Page and application data records:
#####
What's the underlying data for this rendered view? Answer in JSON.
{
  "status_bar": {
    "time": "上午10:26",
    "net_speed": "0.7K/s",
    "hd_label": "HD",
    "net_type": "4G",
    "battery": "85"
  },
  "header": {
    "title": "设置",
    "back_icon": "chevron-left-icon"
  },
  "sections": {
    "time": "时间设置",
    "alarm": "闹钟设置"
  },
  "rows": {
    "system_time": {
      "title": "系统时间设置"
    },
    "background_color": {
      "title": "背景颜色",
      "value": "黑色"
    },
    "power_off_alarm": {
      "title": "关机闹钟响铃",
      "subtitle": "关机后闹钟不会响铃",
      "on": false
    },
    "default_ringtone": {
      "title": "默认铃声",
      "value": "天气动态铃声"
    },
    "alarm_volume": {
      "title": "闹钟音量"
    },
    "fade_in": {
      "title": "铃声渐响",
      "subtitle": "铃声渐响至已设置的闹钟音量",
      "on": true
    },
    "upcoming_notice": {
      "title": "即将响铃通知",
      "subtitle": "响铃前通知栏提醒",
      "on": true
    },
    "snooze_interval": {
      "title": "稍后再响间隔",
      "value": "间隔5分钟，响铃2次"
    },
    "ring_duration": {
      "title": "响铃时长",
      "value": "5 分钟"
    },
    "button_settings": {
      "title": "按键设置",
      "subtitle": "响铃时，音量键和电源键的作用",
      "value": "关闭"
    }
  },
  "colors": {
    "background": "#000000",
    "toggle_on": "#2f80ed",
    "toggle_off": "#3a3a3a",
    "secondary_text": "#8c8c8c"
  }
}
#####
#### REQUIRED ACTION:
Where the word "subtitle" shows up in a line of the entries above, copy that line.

#### OUTPUT OF THE EXERCISE:
      "subtitle": "关机后闹钟不会响铃",
      "subtitle": "铃声渐响至已设置的闹钟音量",
      "subtitle": "响铃前通知栏提醒",
      "subtitle": "响铃时，音量键和电源键的作用",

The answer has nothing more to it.